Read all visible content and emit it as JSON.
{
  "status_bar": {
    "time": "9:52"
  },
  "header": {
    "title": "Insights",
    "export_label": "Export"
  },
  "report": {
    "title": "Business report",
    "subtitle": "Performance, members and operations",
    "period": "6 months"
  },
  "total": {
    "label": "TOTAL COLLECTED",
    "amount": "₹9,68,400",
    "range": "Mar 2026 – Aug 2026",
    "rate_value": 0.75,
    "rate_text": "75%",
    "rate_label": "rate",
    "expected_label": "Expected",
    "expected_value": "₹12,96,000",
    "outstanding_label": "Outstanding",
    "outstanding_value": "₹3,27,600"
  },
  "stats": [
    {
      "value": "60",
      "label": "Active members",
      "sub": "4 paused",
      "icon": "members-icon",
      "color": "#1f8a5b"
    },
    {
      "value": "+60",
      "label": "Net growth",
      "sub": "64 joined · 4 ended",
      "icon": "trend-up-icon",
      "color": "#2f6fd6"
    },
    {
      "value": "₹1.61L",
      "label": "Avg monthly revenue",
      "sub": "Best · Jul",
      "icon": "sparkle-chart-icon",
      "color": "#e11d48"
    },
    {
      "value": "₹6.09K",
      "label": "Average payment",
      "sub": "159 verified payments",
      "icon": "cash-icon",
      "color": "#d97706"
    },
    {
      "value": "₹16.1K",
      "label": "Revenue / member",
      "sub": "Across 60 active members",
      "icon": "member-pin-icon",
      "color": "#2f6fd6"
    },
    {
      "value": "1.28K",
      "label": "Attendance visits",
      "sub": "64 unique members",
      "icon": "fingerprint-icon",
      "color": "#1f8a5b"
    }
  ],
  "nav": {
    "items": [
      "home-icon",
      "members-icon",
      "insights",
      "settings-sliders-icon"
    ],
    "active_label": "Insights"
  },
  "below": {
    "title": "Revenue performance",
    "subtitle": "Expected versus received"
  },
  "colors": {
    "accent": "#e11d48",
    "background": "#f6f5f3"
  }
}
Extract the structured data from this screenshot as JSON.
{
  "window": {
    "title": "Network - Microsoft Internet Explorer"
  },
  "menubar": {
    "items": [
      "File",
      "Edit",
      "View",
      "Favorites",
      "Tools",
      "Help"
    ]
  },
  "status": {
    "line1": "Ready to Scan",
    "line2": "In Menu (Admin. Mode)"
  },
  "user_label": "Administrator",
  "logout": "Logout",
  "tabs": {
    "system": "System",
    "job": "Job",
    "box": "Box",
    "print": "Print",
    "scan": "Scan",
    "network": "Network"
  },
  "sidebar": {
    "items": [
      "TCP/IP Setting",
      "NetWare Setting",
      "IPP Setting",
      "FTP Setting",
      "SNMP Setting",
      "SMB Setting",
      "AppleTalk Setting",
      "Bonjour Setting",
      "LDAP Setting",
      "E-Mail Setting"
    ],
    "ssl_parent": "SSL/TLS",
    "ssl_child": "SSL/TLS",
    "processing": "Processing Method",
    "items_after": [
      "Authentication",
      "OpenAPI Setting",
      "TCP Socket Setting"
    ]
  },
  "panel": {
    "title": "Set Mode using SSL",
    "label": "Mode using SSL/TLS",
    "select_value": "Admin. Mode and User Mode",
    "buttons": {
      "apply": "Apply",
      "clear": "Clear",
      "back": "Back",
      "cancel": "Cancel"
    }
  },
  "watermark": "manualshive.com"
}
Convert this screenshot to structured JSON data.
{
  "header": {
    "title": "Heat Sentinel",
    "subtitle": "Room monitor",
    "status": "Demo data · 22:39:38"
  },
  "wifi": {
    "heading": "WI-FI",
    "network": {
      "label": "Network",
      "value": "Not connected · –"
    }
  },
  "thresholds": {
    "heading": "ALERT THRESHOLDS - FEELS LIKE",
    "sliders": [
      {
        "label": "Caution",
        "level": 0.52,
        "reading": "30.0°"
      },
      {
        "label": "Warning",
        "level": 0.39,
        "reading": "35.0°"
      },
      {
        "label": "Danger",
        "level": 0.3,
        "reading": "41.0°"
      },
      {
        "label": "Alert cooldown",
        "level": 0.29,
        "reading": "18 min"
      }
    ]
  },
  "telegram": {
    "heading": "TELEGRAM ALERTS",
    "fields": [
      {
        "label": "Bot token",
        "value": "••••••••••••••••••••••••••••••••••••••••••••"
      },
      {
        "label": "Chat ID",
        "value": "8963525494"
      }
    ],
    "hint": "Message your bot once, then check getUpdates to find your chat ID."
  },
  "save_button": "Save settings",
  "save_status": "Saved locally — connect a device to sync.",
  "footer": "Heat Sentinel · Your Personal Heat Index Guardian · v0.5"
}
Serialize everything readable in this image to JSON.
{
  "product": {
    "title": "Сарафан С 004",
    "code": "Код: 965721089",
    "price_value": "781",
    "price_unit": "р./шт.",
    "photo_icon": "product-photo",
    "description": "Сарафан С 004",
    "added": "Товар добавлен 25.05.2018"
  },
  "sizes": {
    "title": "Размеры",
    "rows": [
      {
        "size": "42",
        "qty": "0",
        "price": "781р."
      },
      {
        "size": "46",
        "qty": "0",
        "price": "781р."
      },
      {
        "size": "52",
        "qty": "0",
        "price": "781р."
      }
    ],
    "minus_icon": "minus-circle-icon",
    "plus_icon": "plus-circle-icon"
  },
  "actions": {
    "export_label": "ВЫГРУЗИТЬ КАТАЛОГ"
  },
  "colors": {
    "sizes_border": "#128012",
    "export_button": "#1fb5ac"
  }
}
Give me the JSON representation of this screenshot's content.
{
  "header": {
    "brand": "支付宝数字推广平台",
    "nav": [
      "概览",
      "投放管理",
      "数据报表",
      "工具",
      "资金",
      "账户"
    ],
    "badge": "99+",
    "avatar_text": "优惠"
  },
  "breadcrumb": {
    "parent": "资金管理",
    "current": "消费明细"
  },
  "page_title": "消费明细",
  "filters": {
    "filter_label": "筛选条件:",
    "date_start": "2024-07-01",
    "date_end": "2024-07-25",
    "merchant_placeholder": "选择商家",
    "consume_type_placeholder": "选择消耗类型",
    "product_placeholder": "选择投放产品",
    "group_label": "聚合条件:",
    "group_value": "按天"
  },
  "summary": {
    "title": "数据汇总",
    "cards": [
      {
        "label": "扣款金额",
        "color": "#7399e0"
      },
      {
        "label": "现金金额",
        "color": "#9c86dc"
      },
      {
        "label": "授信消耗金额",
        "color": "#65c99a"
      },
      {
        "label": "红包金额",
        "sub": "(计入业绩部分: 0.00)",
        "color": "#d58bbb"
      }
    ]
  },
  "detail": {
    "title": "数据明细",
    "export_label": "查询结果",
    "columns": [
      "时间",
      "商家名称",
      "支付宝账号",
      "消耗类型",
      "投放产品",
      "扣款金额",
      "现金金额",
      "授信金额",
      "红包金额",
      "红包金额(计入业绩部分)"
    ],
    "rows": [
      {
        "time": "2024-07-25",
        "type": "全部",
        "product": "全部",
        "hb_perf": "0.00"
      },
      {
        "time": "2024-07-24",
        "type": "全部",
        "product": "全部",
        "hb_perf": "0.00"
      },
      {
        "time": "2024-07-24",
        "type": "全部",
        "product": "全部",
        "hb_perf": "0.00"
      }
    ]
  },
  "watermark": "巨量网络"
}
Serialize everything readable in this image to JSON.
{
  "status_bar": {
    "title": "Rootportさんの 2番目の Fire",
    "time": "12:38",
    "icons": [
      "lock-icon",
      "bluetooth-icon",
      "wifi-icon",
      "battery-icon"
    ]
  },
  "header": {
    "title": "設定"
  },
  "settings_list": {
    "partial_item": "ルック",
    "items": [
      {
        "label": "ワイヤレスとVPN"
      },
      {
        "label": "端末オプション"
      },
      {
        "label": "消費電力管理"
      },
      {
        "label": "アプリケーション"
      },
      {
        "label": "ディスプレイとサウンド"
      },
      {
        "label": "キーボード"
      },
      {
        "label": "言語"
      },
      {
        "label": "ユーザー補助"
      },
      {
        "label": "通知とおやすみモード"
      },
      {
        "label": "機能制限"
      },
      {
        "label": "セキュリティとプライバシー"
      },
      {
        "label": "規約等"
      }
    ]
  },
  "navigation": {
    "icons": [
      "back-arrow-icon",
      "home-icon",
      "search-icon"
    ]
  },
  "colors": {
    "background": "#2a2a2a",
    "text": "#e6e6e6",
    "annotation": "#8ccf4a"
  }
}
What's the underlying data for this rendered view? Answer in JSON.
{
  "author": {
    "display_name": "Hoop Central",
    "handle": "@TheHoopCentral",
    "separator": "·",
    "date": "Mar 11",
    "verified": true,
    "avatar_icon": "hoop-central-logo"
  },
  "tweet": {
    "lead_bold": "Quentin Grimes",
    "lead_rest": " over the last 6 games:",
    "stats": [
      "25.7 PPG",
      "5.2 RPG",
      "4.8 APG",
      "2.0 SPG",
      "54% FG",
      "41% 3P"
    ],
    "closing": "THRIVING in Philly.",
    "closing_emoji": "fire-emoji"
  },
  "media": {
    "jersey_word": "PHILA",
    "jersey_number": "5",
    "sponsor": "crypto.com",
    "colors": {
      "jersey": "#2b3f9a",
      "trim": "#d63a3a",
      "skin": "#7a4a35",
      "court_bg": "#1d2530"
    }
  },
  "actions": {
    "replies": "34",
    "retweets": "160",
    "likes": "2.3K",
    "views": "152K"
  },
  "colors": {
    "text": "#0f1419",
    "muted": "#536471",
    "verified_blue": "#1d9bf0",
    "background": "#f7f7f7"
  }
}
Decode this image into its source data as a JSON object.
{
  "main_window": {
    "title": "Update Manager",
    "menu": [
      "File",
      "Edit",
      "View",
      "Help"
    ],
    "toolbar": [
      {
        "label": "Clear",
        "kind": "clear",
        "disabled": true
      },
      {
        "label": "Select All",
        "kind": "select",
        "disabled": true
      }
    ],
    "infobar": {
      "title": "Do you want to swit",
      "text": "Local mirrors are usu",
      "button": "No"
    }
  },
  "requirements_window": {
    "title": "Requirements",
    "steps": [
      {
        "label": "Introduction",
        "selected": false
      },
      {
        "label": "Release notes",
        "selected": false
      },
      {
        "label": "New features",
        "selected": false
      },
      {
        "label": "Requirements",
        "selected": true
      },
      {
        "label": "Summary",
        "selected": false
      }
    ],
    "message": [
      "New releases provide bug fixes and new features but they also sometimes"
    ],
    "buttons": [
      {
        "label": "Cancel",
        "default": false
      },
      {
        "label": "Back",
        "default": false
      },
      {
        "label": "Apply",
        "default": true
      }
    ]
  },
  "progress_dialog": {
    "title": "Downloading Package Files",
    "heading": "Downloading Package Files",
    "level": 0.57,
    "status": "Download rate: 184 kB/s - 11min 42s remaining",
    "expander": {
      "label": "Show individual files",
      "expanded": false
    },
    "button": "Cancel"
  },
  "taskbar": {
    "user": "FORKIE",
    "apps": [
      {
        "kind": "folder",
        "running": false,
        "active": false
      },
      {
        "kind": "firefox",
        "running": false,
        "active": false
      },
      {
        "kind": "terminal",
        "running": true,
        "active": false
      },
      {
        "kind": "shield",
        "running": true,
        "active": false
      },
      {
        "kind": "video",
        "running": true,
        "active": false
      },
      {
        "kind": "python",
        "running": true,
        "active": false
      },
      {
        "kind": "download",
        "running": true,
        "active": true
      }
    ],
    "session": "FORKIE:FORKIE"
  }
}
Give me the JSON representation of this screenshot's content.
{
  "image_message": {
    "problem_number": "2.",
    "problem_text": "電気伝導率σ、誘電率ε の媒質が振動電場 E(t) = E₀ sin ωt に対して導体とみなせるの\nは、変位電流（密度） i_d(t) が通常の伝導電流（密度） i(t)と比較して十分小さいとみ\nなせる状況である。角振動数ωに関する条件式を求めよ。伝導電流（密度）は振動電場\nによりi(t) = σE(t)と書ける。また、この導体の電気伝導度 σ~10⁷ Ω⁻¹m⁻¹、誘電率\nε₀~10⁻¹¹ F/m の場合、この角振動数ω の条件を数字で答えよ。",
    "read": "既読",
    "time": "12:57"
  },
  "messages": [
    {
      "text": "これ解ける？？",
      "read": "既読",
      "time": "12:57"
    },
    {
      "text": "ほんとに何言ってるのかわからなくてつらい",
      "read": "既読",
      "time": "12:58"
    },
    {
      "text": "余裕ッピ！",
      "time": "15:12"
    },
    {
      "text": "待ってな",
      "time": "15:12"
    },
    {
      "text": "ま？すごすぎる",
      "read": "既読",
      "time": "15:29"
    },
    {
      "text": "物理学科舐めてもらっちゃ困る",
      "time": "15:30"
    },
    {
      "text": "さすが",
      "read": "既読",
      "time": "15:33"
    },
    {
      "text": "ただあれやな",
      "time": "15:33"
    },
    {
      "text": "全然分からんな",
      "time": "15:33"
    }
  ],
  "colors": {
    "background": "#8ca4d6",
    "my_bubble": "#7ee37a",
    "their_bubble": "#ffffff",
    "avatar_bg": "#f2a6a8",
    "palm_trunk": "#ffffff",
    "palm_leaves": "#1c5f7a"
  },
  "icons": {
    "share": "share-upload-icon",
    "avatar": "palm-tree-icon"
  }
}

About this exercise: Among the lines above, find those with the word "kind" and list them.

Answer area:
        "kind": "clear",
        "kind": "select",
        "kind": "folder",
        "kind": "firefox",
        "kind": "terminal",
        "kind": "shield",
        "kind": "video",
        "kind": "python",
        "kind": "download",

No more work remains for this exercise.